Starting with Descartes, philosophy has taken on the view that we are dualistic, that is, we are a body and a mind and that they are somehow separate parts of us. That then raises questions of how the two communicate with each other, which is not the point of my discussion today. We have not always thought of ourselves as being dualistic however. In the past other great thinkers thought of us as one integrated being, and some cultures today, the !Kung among them, still see us as one whole being. This has a profound effect on how we view abuse.
Now, a slight digression to add a framework to my next point.
I went to the recent ICSA conference in Silver Spring, MD. It was a fantastic experience. Overwhelming in some ways, with a ton of information and new experiences. A couple of the sessions were about the legal side of this whole issue, and how the American courts do not acknowledge mental or emotional abuse in the same way that they do physical abuse. If you have proof or witnesses of physical abuse, you have a case. If you spent years in agony, doubt, confusion, stress, you have no legal case to bring the perpetrators to justice. Ah, such is life, no one promised it would be fair, and we move on in our lives, but (and this is a big but in my view) I think we need to validate ourselves and each other that the emotional and mental abuse was just as agonizing and real as any physical abuse.
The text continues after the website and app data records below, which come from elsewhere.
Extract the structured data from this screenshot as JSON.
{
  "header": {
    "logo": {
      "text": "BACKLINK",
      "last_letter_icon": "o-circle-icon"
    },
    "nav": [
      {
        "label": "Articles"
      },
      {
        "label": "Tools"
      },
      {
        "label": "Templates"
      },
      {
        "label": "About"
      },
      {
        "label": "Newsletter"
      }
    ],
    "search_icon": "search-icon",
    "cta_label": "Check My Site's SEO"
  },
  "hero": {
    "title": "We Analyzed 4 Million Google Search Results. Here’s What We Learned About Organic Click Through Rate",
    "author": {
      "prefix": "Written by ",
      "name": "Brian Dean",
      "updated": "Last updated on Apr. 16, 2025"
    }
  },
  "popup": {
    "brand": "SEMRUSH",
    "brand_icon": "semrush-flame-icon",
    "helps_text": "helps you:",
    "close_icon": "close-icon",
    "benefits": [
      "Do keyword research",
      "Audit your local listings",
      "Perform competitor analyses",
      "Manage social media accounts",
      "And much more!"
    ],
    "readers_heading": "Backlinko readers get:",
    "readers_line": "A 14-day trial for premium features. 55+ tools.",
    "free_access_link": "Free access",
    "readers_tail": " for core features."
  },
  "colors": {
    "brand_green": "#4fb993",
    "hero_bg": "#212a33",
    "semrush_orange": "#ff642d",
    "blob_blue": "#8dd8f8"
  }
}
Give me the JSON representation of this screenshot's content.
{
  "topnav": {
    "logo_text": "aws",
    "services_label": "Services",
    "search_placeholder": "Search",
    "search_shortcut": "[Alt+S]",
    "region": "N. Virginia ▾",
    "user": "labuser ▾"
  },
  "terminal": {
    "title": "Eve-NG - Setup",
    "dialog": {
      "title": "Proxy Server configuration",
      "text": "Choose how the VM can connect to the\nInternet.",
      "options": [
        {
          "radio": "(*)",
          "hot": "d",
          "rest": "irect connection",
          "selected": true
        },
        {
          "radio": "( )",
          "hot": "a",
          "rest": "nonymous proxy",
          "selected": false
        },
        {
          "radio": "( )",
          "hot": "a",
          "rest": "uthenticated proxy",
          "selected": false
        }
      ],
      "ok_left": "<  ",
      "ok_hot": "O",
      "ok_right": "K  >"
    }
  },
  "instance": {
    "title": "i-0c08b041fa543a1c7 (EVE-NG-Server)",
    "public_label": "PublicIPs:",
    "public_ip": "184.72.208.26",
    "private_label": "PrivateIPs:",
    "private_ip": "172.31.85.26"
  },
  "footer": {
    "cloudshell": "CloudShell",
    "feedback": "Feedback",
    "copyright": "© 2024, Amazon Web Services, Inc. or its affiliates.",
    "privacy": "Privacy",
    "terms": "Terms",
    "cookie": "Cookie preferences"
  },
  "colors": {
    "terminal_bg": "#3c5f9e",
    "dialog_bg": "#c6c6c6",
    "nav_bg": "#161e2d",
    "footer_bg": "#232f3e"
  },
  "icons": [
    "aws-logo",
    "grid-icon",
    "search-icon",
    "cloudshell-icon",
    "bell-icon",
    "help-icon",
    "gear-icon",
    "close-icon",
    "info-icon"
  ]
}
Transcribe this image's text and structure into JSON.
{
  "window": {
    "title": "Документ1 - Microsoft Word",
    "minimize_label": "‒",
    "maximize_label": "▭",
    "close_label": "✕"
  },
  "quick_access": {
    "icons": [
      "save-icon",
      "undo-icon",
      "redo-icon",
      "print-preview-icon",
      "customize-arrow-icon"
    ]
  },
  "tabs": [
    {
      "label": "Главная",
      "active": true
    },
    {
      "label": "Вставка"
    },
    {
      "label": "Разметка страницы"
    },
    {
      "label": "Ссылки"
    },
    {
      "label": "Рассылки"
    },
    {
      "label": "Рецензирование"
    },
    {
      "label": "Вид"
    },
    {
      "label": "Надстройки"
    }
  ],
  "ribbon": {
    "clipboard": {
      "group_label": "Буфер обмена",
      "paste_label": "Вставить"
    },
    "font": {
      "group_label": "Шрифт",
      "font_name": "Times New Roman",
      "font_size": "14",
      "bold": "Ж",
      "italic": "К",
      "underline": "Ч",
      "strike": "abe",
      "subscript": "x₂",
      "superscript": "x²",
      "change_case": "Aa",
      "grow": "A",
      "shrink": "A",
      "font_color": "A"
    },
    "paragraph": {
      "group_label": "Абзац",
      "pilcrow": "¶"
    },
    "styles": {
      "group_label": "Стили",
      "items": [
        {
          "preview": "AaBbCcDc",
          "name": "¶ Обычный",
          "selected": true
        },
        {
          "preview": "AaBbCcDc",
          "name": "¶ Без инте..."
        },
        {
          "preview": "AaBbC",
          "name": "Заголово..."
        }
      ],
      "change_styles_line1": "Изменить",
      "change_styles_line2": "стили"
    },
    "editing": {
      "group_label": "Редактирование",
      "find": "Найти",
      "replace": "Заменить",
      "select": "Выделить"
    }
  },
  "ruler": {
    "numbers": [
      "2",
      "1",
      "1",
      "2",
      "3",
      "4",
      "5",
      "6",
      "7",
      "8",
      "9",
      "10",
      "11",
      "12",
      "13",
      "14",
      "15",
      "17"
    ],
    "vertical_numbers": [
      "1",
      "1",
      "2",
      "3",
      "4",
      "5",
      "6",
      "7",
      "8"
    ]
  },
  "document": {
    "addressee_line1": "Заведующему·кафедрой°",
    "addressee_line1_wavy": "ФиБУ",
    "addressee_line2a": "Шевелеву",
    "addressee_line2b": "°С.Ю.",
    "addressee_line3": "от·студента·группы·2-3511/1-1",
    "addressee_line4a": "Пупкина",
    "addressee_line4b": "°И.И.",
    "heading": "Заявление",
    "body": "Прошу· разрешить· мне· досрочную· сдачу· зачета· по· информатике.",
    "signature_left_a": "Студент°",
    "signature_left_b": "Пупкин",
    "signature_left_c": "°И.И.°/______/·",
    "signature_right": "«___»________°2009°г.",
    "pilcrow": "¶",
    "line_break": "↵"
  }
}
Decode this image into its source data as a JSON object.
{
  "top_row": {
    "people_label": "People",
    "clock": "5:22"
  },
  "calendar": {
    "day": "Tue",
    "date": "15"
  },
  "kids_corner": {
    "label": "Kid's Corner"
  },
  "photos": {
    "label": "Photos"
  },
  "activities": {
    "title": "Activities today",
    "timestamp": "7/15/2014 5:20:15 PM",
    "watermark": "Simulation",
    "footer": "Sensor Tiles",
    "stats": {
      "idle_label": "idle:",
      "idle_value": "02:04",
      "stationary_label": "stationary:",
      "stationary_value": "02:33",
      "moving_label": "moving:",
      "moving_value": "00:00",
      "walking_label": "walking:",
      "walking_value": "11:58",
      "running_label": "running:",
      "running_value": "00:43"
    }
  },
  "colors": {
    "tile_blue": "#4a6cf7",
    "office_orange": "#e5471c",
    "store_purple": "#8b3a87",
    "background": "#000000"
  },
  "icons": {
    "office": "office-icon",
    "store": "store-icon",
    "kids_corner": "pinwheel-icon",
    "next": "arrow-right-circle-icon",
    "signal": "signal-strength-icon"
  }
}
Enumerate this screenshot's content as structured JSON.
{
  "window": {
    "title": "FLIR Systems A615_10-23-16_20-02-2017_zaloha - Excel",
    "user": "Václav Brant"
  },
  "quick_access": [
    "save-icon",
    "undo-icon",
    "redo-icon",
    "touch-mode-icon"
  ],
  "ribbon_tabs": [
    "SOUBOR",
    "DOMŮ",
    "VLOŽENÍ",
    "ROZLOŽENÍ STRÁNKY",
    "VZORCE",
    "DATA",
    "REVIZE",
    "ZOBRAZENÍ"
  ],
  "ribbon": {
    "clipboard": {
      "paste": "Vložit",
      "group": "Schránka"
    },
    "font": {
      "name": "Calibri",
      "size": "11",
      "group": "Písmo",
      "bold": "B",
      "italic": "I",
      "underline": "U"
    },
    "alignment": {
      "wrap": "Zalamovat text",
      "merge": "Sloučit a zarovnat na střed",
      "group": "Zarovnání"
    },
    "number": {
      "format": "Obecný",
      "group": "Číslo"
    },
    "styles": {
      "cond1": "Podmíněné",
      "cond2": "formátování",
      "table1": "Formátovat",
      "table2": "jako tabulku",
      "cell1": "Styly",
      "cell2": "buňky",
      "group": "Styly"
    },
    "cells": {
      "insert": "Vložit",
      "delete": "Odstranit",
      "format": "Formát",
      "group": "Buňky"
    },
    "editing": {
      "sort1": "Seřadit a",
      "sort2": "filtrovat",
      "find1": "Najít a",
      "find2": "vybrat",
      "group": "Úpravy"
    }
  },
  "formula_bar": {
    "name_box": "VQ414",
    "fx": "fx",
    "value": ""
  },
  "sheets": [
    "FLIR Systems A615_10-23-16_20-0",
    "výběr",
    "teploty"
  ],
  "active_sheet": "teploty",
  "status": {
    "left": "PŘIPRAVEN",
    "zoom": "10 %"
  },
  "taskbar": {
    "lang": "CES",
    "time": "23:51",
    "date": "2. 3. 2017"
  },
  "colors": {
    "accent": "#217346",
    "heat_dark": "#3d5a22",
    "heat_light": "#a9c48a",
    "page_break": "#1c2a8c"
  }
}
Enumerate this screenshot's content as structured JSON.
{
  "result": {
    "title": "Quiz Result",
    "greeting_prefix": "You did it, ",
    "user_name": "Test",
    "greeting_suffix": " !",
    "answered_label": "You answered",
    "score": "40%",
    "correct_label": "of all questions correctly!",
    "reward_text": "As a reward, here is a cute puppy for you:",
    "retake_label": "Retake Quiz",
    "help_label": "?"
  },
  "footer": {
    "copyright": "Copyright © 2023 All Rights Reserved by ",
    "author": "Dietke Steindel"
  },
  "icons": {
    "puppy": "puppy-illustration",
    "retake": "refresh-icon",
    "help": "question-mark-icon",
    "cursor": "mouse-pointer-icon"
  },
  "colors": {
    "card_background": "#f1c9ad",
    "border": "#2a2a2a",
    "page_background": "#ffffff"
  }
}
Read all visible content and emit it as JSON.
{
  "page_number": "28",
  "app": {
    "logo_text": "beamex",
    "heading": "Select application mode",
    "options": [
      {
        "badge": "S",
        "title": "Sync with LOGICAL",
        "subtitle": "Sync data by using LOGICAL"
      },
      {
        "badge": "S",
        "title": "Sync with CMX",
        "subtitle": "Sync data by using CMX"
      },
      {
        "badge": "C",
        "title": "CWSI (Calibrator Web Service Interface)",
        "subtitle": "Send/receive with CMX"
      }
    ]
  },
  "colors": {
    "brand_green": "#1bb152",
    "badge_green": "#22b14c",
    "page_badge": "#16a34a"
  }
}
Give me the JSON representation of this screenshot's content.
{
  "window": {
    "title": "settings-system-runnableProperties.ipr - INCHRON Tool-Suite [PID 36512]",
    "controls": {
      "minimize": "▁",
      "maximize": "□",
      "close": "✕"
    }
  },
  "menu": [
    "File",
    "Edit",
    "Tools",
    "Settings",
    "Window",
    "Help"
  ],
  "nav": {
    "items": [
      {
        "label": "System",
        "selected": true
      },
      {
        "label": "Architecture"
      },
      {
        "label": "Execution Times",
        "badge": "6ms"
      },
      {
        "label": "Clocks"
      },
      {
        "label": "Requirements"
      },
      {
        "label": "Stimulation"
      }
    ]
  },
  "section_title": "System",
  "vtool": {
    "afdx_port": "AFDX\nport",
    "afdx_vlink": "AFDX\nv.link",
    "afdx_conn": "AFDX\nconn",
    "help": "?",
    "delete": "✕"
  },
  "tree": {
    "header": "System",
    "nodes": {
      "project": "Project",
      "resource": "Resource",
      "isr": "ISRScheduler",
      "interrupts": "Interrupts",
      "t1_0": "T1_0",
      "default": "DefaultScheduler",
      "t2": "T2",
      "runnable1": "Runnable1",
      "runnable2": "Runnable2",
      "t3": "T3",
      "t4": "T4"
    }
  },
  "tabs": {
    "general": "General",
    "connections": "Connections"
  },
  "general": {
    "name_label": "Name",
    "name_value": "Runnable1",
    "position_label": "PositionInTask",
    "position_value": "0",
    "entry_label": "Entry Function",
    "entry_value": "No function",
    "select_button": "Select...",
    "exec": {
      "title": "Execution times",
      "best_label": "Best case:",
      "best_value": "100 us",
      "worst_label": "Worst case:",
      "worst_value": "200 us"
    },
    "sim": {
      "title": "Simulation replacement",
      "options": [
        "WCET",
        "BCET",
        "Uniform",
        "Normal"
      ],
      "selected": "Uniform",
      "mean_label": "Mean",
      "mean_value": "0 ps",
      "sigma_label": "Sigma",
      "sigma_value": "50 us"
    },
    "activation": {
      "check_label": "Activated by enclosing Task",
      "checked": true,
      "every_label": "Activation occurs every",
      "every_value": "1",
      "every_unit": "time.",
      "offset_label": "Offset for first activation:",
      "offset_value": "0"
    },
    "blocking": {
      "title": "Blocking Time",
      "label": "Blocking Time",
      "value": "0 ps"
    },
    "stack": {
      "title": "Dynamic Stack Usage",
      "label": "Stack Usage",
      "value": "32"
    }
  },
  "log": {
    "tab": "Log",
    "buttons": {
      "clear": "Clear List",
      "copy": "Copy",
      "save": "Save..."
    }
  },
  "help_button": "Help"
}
Although we may be denied the social/legal satisfaction of justice, I cannot be thankful enough for those in this field who acknowledge what we have been through.
This is not just a matter of semantics. This is vitally important in how we view ourselves, our experiences and our recovery. Part of the trap of the cult was the accusation and indoctrination that all of our problems/stresses were of our own making, just in our minds, due to a rebellious spirit, you put in the words of your group. If I cut myself, it is physical, obvious, not to be denied. If I have a wound in my mind or emotions or spirit, who can I prove it to? The egotistical leaders can deny it and laugh at it and denigrate us for it. I can be told that the wound is my own fault. How can I prove that it was done to me? The legal system works only with the physical. We have lived a whole other dimension, and we know how real it is.
I’m in an in-between time, where I do not know whether I want to pursue justice or not. Right now I’m so busy with studies and work that I just go with the flow of each day as far as getting things done. But my mind is ever active, and thinking about it all.
In finding others at the ICSA conference who relate and validate and understand wasn’t 100% new to me. I have found this with my therapist and with the support group. But it did add another dimension. It opened up a whole new vista. It broadened my view. It enriched my life. It gave substance and new possibilities to my dreams. It helped and is helping me to recovery. THANK YOU ICSA!